bbridges: explicit or implicit--when a state creates Jewish-only schools, neighborhoods, streets, bus routes, take Palestinian houses within Jerusalem if you leave to study outside the country for more than 3 years, privileges Jews even on Palestinian land, ad nauseam, the words equality, freedom, justice, democracy do NOT come to mind. But as you say we are talking about lbgt issues and you berated Brad for going off script when he mentions South Africa. Sooo, on script, Apartheid South Africa eliminated sodomy laws in 1994, while the US didn't do so until 2003. So was South Africa a gay mecca, would we correct the critics of Apartheid to say but it is good for the gays--oops, white gays, mainly men. Palestinian queers, whether in the 48 or in the West Bank cannot have an official voice in Israel. They exist for propaganda about Israel, not to be heard from. And so, I see, you do Israel's work.

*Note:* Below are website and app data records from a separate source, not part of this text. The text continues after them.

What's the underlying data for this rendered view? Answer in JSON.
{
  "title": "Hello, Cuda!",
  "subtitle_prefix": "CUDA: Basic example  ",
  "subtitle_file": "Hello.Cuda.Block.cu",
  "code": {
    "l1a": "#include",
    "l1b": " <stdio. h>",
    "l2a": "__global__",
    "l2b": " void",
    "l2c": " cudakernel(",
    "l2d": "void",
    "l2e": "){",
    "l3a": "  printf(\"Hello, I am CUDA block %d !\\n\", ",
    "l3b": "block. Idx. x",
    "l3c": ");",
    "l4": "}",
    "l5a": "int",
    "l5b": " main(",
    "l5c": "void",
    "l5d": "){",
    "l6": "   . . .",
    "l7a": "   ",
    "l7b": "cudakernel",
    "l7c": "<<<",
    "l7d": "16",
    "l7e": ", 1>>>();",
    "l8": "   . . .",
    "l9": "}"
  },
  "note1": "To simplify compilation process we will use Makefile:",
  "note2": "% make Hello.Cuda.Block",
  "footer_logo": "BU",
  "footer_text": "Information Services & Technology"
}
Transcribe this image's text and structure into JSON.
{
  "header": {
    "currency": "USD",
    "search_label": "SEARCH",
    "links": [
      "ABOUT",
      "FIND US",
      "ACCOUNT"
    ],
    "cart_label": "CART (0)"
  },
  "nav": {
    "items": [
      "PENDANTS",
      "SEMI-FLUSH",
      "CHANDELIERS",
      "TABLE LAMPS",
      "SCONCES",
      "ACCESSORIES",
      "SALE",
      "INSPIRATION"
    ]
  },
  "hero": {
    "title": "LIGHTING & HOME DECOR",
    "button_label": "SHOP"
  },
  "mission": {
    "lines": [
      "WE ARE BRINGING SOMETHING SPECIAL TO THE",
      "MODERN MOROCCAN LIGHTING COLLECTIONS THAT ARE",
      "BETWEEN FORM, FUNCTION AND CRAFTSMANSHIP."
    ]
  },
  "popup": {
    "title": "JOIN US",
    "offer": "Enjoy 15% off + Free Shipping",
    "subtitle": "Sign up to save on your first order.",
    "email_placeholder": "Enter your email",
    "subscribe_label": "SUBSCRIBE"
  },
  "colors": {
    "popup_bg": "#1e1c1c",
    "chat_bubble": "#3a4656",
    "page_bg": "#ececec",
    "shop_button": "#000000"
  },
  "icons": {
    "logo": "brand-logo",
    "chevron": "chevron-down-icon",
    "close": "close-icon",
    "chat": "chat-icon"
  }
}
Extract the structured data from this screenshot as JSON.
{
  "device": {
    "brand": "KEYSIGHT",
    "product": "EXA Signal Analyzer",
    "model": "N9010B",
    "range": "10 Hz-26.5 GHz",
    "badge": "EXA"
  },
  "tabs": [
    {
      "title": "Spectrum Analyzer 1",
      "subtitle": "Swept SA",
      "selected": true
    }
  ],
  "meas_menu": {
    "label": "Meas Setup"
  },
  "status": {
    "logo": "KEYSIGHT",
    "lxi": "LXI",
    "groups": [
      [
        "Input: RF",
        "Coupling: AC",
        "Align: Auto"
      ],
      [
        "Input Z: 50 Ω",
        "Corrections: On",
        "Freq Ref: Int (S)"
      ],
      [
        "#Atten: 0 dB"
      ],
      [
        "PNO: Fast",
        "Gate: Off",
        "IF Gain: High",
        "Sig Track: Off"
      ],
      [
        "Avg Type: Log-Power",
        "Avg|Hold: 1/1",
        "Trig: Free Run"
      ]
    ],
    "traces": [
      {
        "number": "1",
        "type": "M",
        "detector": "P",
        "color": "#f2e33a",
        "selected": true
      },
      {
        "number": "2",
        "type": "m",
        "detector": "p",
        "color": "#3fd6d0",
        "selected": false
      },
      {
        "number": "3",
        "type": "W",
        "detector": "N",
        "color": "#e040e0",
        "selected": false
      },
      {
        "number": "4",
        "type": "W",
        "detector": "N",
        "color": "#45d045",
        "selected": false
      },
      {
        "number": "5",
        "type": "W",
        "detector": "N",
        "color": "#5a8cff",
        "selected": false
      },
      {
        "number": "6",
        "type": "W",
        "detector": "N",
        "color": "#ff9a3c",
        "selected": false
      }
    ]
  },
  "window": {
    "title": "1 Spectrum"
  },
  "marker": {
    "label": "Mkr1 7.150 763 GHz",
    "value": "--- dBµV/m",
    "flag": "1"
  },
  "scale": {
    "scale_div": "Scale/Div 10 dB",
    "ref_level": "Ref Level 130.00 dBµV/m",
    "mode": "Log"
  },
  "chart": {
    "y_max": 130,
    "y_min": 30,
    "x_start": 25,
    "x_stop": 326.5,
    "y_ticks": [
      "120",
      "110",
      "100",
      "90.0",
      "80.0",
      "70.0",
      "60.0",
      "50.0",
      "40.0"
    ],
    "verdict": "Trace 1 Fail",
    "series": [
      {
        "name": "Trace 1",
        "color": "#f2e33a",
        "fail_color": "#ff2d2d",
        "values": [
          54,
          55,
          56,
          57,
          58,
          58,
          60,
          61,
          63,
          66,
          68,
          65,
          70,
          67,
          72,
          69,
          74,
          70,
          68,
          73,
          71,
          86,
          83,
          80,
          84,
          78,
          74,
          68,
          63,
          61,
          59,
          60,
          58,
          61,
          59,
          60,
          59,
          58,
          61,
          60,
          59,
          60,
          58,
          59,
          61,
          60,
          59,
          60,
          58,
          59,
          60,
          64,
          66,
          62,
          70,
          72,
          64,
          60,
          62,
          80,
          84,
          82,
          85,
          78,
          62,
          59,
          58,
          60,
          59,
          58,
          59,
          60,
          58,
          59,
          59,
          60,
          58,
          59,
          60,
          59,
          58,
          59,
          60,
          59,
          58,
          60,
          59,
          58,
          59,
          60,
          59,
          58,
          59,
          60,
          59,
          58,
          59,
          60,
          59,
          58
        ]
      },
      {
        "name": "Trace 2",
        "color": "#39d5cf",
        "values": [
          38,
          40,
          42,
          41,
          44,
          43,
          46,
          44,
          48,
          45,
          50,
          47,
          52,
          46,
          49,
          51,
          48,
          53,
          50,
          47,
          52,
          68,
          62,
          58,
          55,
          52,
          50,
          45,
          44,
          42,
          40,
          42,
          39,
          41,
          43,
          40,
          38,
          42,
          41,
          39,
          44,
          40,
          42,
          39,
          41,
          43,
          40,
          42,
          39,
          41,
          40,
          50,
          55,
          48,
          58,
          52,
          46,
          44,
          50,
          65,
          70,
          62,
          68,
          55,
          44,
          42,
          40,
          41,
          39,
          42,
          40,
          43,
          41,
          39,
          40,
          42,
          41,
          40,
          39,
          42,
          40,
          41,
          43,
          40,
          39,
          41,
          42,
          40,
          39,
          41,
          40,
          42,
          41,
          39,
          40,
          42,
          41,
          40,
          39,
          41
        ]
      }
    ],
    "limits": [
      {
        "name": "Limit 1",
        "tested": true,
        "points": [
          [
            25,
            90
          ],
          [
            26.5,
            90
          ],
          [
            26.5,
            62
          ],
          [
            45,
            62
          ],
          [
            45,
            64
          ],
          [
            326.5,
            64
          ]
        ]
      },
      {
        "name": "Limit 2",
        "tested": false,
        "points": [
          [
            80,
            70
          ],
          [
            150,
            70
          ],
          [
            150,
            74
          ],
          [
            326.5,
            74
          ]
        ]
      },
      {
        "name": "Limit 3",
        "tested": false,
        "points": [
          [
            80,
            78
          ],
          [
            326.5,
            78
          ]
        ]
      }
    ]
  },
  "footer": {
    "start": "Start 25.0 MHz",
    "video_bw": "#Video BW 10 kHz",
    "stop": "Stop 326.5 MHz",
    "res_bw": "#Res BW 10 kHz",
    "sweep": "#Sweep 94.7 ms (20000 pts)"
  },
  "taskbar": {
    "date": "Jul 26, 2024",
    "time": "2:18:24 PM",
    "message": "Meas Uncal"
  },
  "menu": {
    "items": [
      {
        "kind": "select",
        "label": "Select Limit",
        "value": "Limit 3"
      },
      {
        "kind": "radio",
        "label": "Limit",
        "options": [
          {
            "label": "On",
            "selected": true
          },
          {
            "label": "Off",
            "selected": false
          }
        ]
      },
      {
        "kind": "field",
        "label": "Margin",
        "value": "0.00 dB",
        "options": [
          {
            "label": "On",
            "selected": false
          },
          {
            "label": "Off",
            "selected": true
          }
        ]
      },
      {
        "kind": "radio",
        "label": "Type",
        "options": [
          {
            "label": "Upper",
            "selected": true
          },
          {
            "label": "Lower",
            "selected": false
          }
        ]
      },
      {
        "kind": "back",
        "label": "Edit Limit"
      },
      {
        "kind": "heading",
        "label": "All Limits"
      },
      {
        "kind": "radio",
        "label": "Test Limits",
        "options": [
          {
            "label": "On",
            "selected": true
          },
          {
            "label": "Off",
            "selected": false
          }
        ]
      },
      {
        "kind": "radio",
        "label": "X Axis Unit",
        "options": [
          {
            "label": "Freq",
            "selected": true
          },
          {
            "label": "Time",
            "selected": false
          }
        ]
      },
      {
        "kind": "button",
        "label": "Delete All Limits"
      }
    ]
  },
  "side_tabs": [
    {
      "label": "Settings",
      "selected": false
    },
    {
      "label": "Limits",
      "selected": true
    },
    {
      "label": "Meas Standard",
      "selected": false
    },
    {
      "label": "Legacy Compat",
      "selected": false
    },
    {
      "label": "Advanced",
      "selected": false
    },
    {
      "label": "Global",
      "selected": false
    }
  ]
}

Marla: Israel funds all kinds of schools, including non-sectarian schools that include people of all faiths and ethnic backgrounds. There are Israeli-only roads in the West Bank between various settlements and Israel for security reasons, but they are not Jewish only; Israeli Arabs, Druze, etc. drive on them too. The bus routes you describe were added by a private, joint Israeli-Palestinian Arab bus company to better serve Palestinians living in West Bank villages who needed to travel to work in other West Bank cities and villages or to travel into Israel.

South Africa didn't permit blacks to attend white universities or to work in most professions. Israeli Arabs attend universities in proportion to the population at large (including Omar Bargouti, the lead proponent of BDS who is himself a student at Tel Aviv University), are doctors in hospitals, representatives to the Knesset, at all levels of law including the Supreme Court. It's disingenuous for you to pretend you don't see the difference.

Welcome to the discussion.

Keep it Clean. Please avoid obscene, vulgar, lewd, racist or sexually-oriented language.
Don't Threaten. Threats of harming another person will not be tolerated.
Be Truthful. Don't knowingly lie about anyone or anything.
Be Nice. No racism, sexism or any sort of -ism that is degrading to another person.
Be Proactive. Use the 'Report' link on each comment to let us know of abusive posts.
Share with Us. We'd love to hear eyewitness accounts, the history behind an article.